YOUR TASK
Check each line below for the word "glyph", then please report how many lines have it and nothing more.

THE DATA
= Beginning of Section =

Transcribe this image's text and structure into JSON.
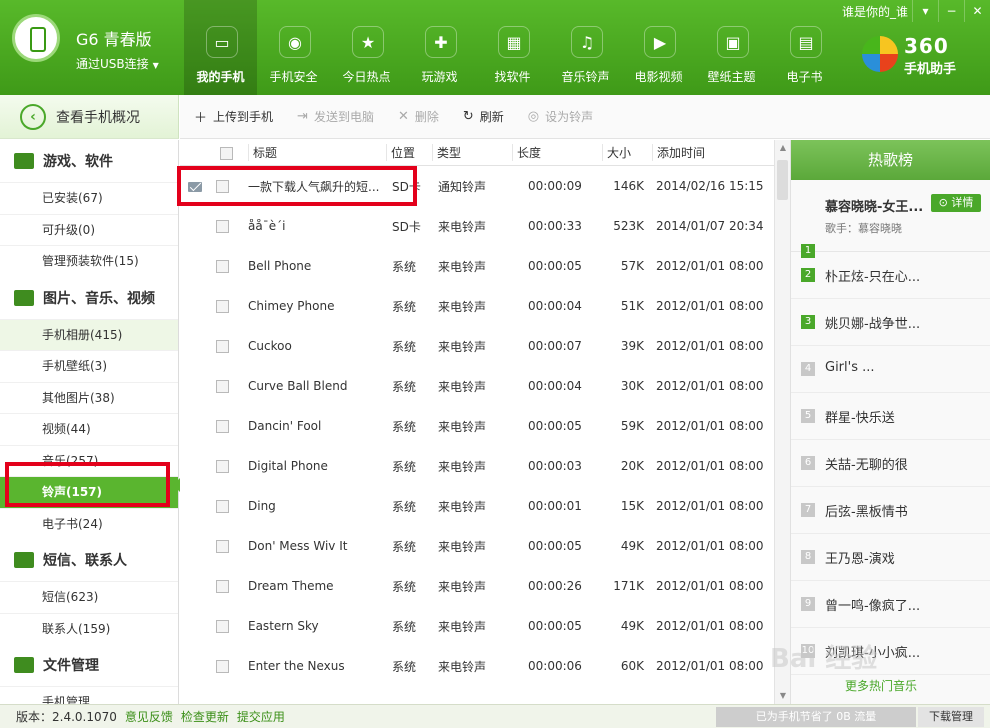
{
  "header": {
    "device_name": "G6 青春版",
    "connection": "通过USB连接",
    "user_label": "谁是你的_谁",
    "brand_num": "360",
    "brand_sub": "手机助手"
  },
  "nav": [
    {
      "label": "我的手机",
      "icon": "phone-icon",
      "glyph": "▭"
    },
    {
      "label": "手机安全",
      "icon": "shield-icon",
      "glyph": "◉"
    },
    {
      "label": "今日热点",
      "icon": "star-news-icon",
      "glyph": "★"
    },
    {
      "label": "玩游戏",
      "icon": "gamepad-icon",
      "glyph": "✚"
    },
    {
      "label": "找软件",
      "icon": "bag-icon",
      "glyph": "▦"
    },
    {
      "label": "音乐铃声",
      "icon": "music-icon",
      "glyph": "♫"
    },
    {
      "label": "电影视频",
      "icon": "film-icon",
      "glyph": "▶"
    },
    {
      "label": "壁纸主题",
      "icon": "picture-icon",
      "glyph": "▣"
    },
    {
      "label": "电子书",
      "icon": "book-icon",
      "glyph": "▤"
    }
  ],
  "overview": {
    "label": "查看手机概况"
  },
  "toolbar": {
    "upload": "上传到手机",
    "send": "发送到电脑",
    "delete": "删除",
    "refresh": "刷新",
    "set_ring": "设为铃声"
  },
  "sidebar": {
    "groups": [
      {
        "title": "游戏、软件",
        "items": [
          "已安装(67)",
          "可升级(0)",
          "管理预装软件(15)"
        ]
      },
      {
        "title": "图片、音乐、视频",
        "items": [
          "手机相册(415)",
          "手机壁纸(3)",
          "其他图片(38)",
          "视频(44)",
          "音乐(257)",
          "铃声(157)",
          "电子书(24)"
        ]
      },
      {
        "title": "短信、联系人",
        "items": [
          "短信(623)",
          "联系人(159)"
        ]
      },
      {
        "title": "文件管理",
        "items": [
          "手机管理"
        ]
      }
    ]
  },
  "table": {
    "headers": [
      "标题",
      "位置",
      "类型",
      "长度",
      "大小",
      "添加时间"
    ],
    "rows": [
      [
        "一款下载人气飙升的短...",
        "SD卡",
        "通知铃声",
        "00:00:09",
        "146K",
        "2014/02/16 15:15"
      ],
      [
        "åå¯è´i",
        "SD卡",
        "来电铃声",
        "00:00:33",
        "523K",
        "2014/01/07 20:34"
      ],
      [
        "Bell Phone",
        "系统",
        "来电铃声",
        "00:00:05",
        "57K",
        "2012/01/01 08:00"
      ],
      [
        "Chimey Phone",
        "系统",
        "来电铃声",
        "00:00:04",
        "51K",
        "2012/01/01 08:00"
      ],
      [
        "Cuckoo",
        "系统",
        "来电铃声",
        "00:00:07",
        "39K",
        "2012/01/01 08:00"
      ],
      [
        "Curve Ball Blend",
        "系统",
        "来电铃声",
        "00:00:04",
        "30K",
        "2012/01/01 08:00"
      ],
      [
        "Dancin' Fool",
        "系统",
        "来电铃声",
        "00:00:05",
        "59K",
        "2012/01/01 08:00"
      ],
      [
        "Digital Phone",
        "系统",
        "来电铃声",
        "00:00:03",
        "20K",
        "2012/01/01 08:00"
      ],
      [
        "Ding",
        "系统",
        "来电铃声",
        "00:00:01",
        "15K",
        "2012/01/01 08:00"
      ],
      [
        "Don' Mess Wiv It",
        "系统",
        "来电铃声",
        "00:00:05",
        "49K",
        "2012/01/01 08:00"
      ],
      [
        "Dream Theme",
        "系统",
        "来电铃声",
        "00:00:26",
        "171K",
        "2012/01/01 08:00"
      ],
      [
        "Eastern Sky",
        "系统",
        "来电铃声",
        "00:00:05",
        "49K",
        "2012/01/01 08:00"
      ],
      [
        "Enter the Nexus",
        "系统",
        "来电铃声",
        "00:00:06",
        "60K",
        "2012/01/01 08:00"
      ]
    ]
  },
  "hotlist": {
    "title": "热歌榜",
    "top": {
      "rank": "1",
      "song": "慕容晓晓-女王...",
      "singer": "歌手：慕容晓晓",
      "detail": "详情"
    },
    "items": [
      {
        "rank": "2",
        "name": "朴正炫-只在心..."
      },
      {
        "rank": "3",
        "name": "姚贝娜-战争世..."
      },
      {
        "rank": "4",
        "name": "Girl's ..."
      },
      {
        "rank": "5",
        "name": "群星-快乐送"
      },
      {
        "rank": "6",
        "name": "关喆-无聊的很"
      },
      {
        "rank": "7",
        "name": "后弦-黑板情书"
      },
      {
        "rank": "8",
        "name": "王乃恩-演戏"
      },
      {
        "rank": "9",
        "name": "曾一鸣-像疯了..."
      },
      {
        "rank": "10",
        "name": "刘凯琪-小小疯..."
      }
    ],
    "more": "更多热门音乐"
  },
  "status": {
    "version": "版本：2.4.0.1070",
    "feedback": "意见反馈",
    "update": "检查更新",
    "submit": "提交应用",
    "save_info": "已为手机节省了 0B 流量",
    "download": "下载管理"
  },
  "watermark": "Bai 经验",
  "colors": {
    "brand_green": "#4aa82a",
    "highlight_red": "#e3001b"
  }
}
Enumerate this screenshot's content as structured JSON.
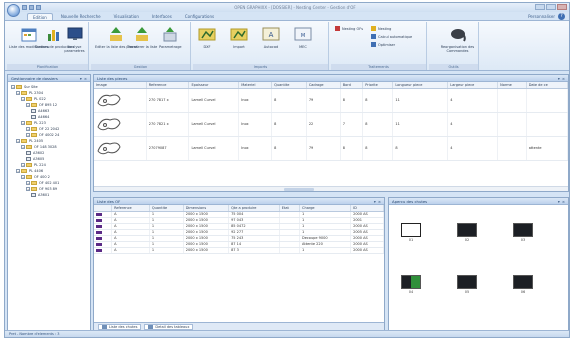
{
  "app": {
    "title": "OPEN GRAPHIXX - [DOSSIER] - Nesting Center - Gestion d'OF",
    "accent": "#3f6fb3"
  },
  "tabs": [
    "Edition",
    "Nouvelle Recherche",
    "Visualisation",
    "Interfaces",
    "Configurations"
  ],
  "active_tab": 0,
  "help": {
    "label": "Personnaliser",
    "icon": "help-icon"
  },
  "ribbon": {
    "groups": [
      {
        "title": "Planification",
        "buttons": [
          "Liste des modifications",
          "Donnes de production",
          "Analyse parametres"
        ]
      },
      {
        "title": "Gestion",
        "buttons": [
          "Editer la liste des pieces",
          "Transferer la liste",
          "Parametrage"
        ]
      },
      {
        "title": "Imports",
        "buttons": [
          "DXF",
          "Import",
          "Autocad",
          "MEC"
        ]
      },
      {
        "title": "Traitements",
        "buttons": [
          "Nesting OFs",
          "Nesting",
          "Calcul automatique",
          "Optimiser"
        ]
      },
      {
        "title": "Outils",
        "buttons": [
          "Reorganisation des Commandes"
        ]
      }
    ]
  },
  "tree_panel": {
    "title": "Gestionnaire de dossiers",
    "nodes": [
      {
        "label": "Sur Site",
        "level": 0,
        "type": "folder"
      },
      {
        "label": "PL 2304",
        "level": 1,
        "type": "folder"
      },
      {
        "label": "PL 022",
        "level": 2,
        "type": "folder"
      },
      {
        "label": "OF 895 12",
        "level": 3,
        "type": "folder"
      },
      {
        "label": "A4663",
        "level": 4,
        "type": "part"
      },
      {
        "label": "A4664",
        "level": 4,
        "type": "part"
      },
      {
        "label": "PL 223",
        "level": 2,
        "type": "folder"
      },
      {
        "label": "OF 22 2042",
        "level": 3,
        "type": "folder"
      },
      {
        "label": "OF 4002 24",
        "level": 3,
        "type": "folder"
      },
      {
        "label": "PL 2405",
        "level": 1,
        "type": "folder"
      },
      {
        "label": "OF 148 3028",
        "level": 2,
        "type": "folder"
      },
      {
        "label": "A3602",
        "level": 3,
        "type": "part"
      },
      {
        "label": "A3605",
        "level": 3,
        "type": "part"
      },
      {
        "label": "PL 224",
        "level": 2,
        "type": "folder"
      },
      {
        "label": "PL 4406",
        "level": 1,
        "type": "folder"
      },
      {
        "label": "OF 400 2",
        "level": 2,
        "type": "folder"
      },
      {
        "label": "OF 402 401",
        "level": 3,
        "type": "folder"
      },
      {
        "label": "OF 903 89",
        "level": 3,
        "type": "folder"
      },
      {
        "label": "A3601",
        "level": 4,
        "type": "part"
      }
    ]
  },
  "parts_panel": {
    "title": "Liste des pieces",
    "columns": [
      "Image",
      "Reference",
      "Epaisseur",
      "Materiel",
      "Quantite",
      "Cadrage",
      "Bord",
      "Priorite",
      "Longueur piece",
      "Largeur piece",
      "Norme",
      "Date de ce"
    ],
    "rows": [
      {
        "ref": "270 7817 x",
        "epaisseur": "Lamell Curvel",
        "materiel": "Inox",
        "quantite": "8",
        "cadrage": "79",
        "bord": "8",
        "priorite": "8",
        "longueur": "11",
        "largeur": "4",
        "norme": "",
        "date": ""
      },
      {
        "ref": "270 7821 x",
        "epaisseur": "Lamell Curvel",
        "materiel": "Inox",
        "quantite": "8",
        "cadrage": "22",
        "bord": "7",
        "priorite": "8",
        "longueur": "11",
        "largeur": "4",
        "norme": "",
        "date": ""
      },
      {
        "ref": "27079087",
        "epaisseur": "Lamell Curvel",
        "materiel": "Inox",
        "quantite": "8",
        "cadrage": "79",
        "bord": "8",
        "priorite": "8",
        "longueur": "8",
        "largeur": "4",
        "norme": "",
        "date": "attente"
      }
    ]
  },
  "of_panel": {
    "title": "Liste des OF",
    "columns": [
      "",
      "Reference",
      "Quantite",
      "Dimensions",
      "Qte a produire",
      "Etat",
      "Charge",
      "ID"
    ],
    "rows": [
      {
        "ref": "A",
        "qte": "1",
        "dim": "2000 x 1500",
        "prod": "75 004",
        "etat": "",
        "charge": "1",
        "id": "2000 AS"
      },
      {
        "ref": "A",
        "qte": "1",
        "dim": "2000 x 1500",
        "prod": "97 043",
        "etat": "",
        "charge": "1",
        "id": "2001"
      },
      {
        "ref": "A",
        "qte": "1",
        "dim": "2000 x 1500",
        "prod": "85 0472",
        "etat": "",
        "charge": "1",
        "id": "2000 AS"
      },
      {
        "ref": "A",
        "qte": "1",
        "dim": "2000 x 1500",
        "prod": "92 277",
        "etat": "",
        "charge": "1",
        "id": "2005 AS"
      },
      {
        "ref": "A",
        "qte": "1",
        "dim": "2000 x 1500",
        "prod": "75 243",
        "etat": "",
        "charge": "Decoupe 9000",
        "id": "2000 AS"
      },
      {
        "ref": "A",
        "qte": "1",
        "dim": "2000 x 1500",
        "prod": "87 14",
        "etat": "",
        "charge": "Attente 220",
        "id": "2000 AS"
      },
      {
        "ref": "A",
        "qte": "1",
        "dim": "2000 x 1500",
        "prod": "87 3",
        "etat": "",
        "charge": "1",
        "id": "2000 AS"
      }
    ],
    "bottom_tabs": [
      "Liste des chutes",
      "Detail des tableaux"
    ]
  },
  "thumb_panel": {
    "title": "Apercu des chutes",
    "items": [
      {
        "caption": "01"
      },
      {
        "caption": "02"
      },
      {
        "caption": "03"
      },
      {
        "caption": "04"
      },
      {
        "caption": "05"
      },
      {
        "caption": "06"
      }
    ]
  },
  "status": {
    "text": "Pret - Nombre d'elements : 3"
  }
}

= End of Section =

EXERCISE RESPONSE
9